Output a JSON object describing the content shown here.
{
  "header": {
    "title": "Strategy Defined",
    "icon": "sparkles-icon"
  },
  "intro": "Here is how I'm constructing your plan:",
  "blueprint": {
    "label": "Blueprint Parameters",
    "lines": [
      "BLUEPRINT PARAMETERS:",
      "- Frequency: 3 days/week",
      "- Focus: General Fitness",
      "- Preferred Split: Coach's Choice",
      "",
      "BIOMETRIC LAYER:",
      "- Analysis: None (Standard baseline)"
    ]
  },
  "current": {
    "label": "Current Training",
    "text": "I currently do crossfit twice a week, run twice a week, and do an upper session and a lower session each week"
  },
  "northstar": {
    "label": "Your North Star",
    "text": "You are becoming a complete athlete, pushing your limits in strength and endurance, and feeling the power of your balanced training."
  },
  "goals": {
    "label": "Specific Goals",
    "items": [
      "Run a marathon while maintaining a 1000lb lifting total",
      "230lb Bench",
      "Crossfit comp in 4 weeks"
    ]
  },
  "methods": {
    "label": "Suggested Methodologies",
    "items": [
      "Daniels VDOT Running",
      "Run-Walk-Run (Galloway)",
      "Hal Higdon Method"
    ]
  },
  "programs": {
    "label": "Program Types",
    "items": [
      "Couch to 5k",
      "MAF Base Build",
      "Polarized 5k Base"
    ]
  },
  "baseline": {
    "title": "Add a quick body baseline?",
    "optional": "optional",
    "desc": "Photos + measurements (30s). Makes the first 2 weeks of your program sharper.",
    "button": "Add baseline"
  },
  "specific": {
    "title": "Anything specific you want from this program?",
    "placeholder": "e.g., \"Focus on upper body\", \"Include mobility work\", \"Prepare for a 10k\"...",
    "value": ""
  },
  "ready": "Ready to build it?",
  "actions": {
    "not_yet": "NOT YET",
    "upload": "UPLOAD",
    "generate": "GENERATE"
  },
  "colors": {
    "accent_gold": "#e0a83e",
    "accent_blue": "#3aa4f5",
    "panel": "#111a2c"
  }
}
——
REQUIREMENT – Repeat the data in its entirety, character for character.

EXERCISE SOLUTION –
Output a JSON object describing the content shown here.
{
  "header": {
    "title": "Strategy Defined",
    "icon": "sparkles-icon"
  },
  "intro": "Here is how I'm constructing your plan:",
  "blueprint": {
    "label": "Blueprint Parameters",
    "lines": [
      "BLUEPRINT PARAMETERS:",
      "- Frequency: 3 days/week",
      "- Focus: General Fitness",
      "- Preferred Split: Coach's Choice",
      "",
      "BIOMETRIC LAYER:",
      "- Analysis: None (Standard baseline)"
    ]
  },
  "current": {
    "label": "Current Training",
    "text": "I currently do crossfit twice a week, run twice a week, and do an upper session and a lower session each week"
  },
  "northstar": {
    "label": "Your North Star",
    "text": "You are becoming a complete athlete, pushing your limits in strength and endurance, and feeling the power of your balanced training."
  },
  "goals": {
    "label": "Specific Goals",
    "items": [
      "Run a marathon while maintaining a 1000lb lifting total",
      "230lb Bench",
      "Crossfit comp in 4 weeks"
    ]
  },
  "methods": {
    "label": "Suggested Methodologies",
    "items": [
      "Daniels VDOT Running",
      "Run-Walk-Run (Galloway)",
      "Hal Higdon Method"
    ]
  },
  "programs": {
    "label": "Program Types",
    "items": [
      "Couch to 5k",
      "MAF Base Build",
      "Polarized 5k Base"
    ]
  },
  "baseline": {
    "title": "Add a quick body baseline?",
    "optional": "optional",
    "desc": "Photos + measurements (30s). Makes the first 2 weeks of your program sharper.",
    "button": "Add baseline"
  },
  "specific": {
    "title": "Anything specific you want from this program?",
    "placeholder": "e.g., \"Focus on upper body\", \"Include mobility work\", \"Prepare for a 10k\"...",
    "value": ""
  },
  "ready": "Ready to build it?",
  "actions": {
    "not_yet": "NOT YET",
    "upload": "UPLOAD",
    "generate": "GENERATE"
  },
  "colors": {
    "accent_gold": "#e0a83e",
    "accent_blue": "#3aa4f5",
    "panel": "#111a2c"
  }
}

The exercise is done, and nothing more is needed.